── Data to use

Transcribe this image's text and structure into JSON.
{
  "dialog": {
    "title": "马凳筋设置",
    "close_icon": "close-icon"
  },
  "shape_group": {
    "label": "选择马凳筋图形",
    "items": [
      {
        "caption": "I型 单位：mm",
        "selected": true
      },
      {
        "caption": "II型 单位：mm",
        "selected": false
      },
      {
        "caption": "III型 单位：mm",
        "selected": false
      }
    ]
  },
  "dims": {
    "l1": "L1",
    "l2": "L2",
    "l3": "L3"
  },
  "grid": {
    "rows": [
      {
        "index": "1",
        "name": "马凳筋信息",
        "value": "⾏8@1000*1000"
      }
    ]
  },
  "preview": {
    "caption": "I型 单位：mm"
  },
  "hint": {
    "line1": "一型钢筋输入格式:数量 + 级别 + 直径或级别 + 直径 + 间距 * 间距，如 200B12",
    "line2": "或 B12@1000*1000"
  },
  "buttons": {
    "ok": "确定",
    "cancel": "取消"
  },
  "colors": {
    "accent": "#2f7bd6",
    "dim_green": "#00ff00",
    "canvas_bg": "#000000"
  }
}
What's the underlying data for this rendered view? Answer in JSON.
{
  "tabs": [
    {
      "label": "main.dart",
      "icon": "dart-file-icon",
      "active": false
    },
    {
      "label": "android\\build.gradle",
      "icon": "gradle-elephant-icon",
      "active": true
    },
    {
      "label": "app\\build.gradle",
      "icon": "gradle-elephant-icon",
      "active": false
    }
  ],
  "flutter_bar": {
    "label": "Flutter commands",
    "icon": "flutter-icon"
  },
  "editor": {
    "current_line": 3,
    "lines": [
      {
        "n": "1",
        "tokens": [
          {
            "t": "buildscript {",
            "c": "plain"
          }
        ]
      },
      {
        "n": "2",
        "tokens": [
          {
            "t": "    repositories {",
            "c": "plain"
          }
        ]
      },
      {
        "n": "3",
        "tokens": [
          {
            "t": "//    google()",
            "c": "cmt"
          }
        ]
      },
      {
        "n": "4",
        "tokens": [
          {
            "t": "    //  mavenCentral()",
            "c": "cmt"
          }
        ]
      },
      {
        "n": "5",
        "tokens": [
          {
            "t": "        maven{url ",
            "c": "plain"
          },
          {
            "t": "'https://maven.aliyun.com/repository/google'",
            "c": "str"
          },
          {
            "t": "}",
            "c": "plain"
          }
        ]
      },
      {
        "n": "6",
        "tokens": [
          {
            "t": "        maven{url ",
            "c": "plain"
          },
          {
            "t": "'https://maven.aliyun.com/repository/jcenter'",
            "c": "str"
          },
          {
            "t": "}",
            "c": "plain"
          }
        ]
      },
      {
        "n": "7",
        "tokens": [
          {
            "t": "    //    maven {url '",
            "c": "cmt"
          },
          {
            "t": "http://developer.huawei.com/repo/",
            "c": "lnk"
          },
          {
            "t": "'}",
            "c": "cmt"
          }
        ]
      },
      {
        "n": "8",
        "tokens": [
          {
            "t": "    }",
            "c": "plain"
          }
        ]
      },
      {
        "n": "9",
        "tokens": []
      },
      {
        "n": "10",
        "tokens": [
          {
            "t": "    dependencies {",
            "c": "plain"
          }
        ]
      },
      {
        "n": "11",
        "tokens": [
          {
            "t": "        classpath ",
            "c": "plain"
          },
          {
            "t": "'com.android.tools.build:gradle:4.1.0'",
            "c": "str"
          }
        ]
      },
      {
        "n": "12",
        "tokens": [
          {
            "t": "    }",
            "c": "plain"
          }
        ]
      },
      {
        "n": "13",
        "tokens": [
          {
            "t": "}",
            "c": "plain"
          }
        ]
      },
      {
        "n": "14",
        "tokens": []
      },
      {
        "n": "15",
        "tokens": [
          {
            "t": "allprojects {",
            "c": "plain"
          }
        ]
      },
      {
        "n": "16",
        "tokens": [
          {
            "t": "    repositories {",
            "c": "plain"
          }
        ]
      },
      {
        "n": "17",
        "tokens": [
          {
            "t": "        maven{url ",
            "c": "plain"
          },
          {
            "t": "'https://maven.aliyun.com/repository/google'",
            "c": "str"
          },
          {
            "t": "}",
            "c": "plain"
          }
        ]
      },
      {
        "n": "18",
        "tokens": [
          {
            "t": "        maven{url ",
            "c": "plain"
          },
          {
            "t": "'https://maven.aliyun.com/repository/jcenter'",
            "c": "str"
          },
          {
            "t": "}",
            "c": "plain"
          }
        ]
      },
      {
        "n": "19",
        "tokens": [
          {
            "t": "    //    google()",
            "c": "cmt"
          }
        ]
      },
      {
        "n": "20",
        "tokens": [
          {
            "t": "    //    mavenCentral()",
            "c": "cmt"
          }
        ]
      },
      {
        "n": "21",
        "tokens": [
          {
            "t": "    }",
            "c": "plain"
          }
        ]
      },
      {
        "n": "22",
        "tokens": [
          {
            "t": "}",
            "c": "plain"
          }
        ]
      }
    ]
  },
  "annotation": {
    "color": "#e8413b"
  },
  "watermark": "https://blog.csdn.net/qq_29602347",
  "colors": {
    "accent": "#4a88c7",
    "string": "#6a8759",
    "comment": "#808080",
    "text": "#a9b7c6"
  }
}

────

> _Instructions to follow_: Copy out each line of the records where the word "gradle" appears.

> _Written solution_:
      "label": "android\\build.gradle",
      "icon": "gradle-elephant-icon",
      "label": "app\\build.gradle",
      "icon": "gradle-elephant-icon",
            "t": "'com.android.tools.build:gradle:4.1.0'",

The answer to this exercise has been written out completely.